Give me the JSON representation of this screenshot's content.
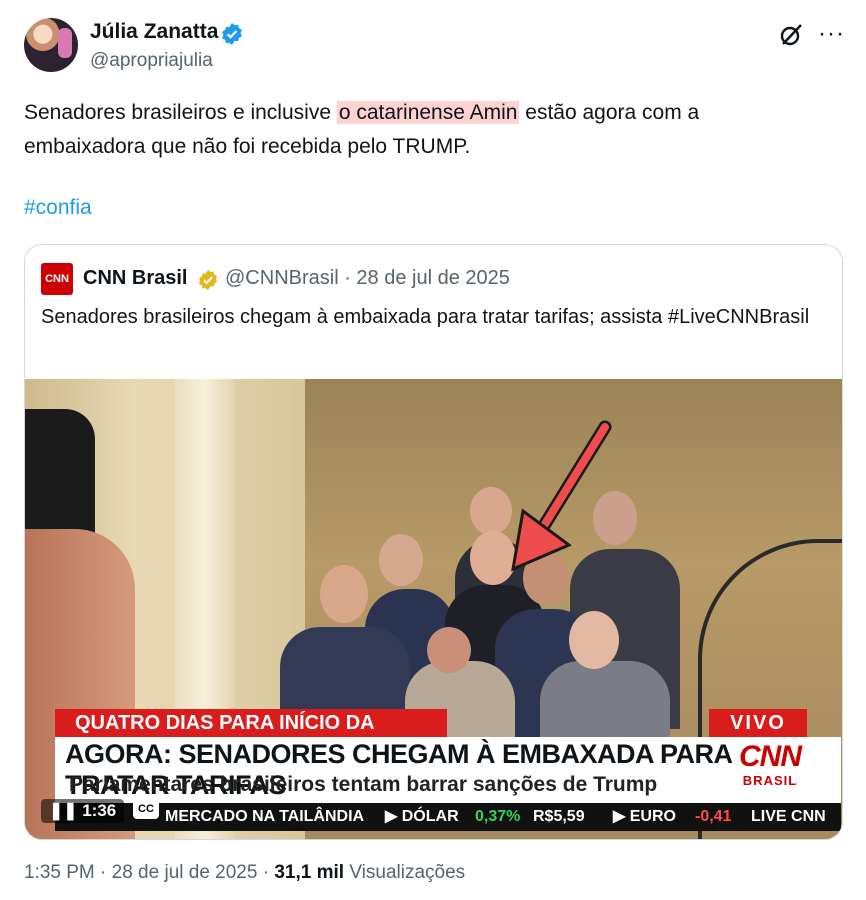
{
  "author": {
    "name": "Júlia Zanatta",
    "handle": "@apropriajulia"
  },
  "tweet": {
    "text_before": "Senadores brasileiros e inclusive ",
    "text_highlight": "o catarinense Amin",
    "text_after": " estão agora com a embaixadora que não foi recebida pelo TRUMP.",
    "hashtag": "#confia"
  },
  "quote": {
    "logo_text": "CNN",
    "name": "CNN Brasil",
    "handle_date": "@CNNBrasil · 28 de jul de 2025",
    "text": "Senadores brasileiros chegam à embaixada para tratar tarifas; assista #LiveCNNBrasil"
  },
  "video": {
    "banner_top": "QUATRO DIAS PARA INÍCIO DA TAXAÇÃO",
    "live_label": "VIVO",
    "headline": "AGORA: SENADORES CHEGAM À EMBAXADA PARA TRATAR TARIFAS",
    "subheadline": "Parlamentares brasileiros tentam barrar sanções de Trump",
    "brand_big": "CNN",
    "brand_small": "BRASIL",
    "ticker": {
      "market": "MERCADO NA TAILÂNDIA",
      "dolar_label": "▶ DÓLAR",
      "dolar_change": "0,37%",
      "dolar_value": "R$5,59",
      "euro_label": "▶ EURO",
      "euro_change": "-0,41",
      "live": "LIVE CNN"
    },
    "time": "1:36",
    "cc": "CC"
  },
  "footer": {
    "time_date": "1:35 PM · 28 de jul de 2025 · ",
    "views_count": "31,1 mil",
    "views_label": " Visualizações"
  },
  "colors": {
    "link": "#1d9bf0",
    "verified": "#1d9bf0",
    "highlight": "#ffd2d2",
    "cnn_red": "#cc0000"
  },
  "icons": [
    "verified-badge-icon",
    "grok-icon",
    "more-icon",
    "gold-badge-icon",
    "pause-icon",
    "cc-icon",
    "arrow-annotation-icon"
  ]
}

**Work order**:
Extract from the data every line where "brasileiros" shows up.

**Answer to the problem**:
    "text_before": "Senadores brasileiros e inclusive ",
    "text": "Senadores brasileiros chegam à embaixada para tratar tarifas; assista #LiveCNNBrasil"
    "subheadline": "Parlamentares brasileiros tentam barrar sanções de Trump",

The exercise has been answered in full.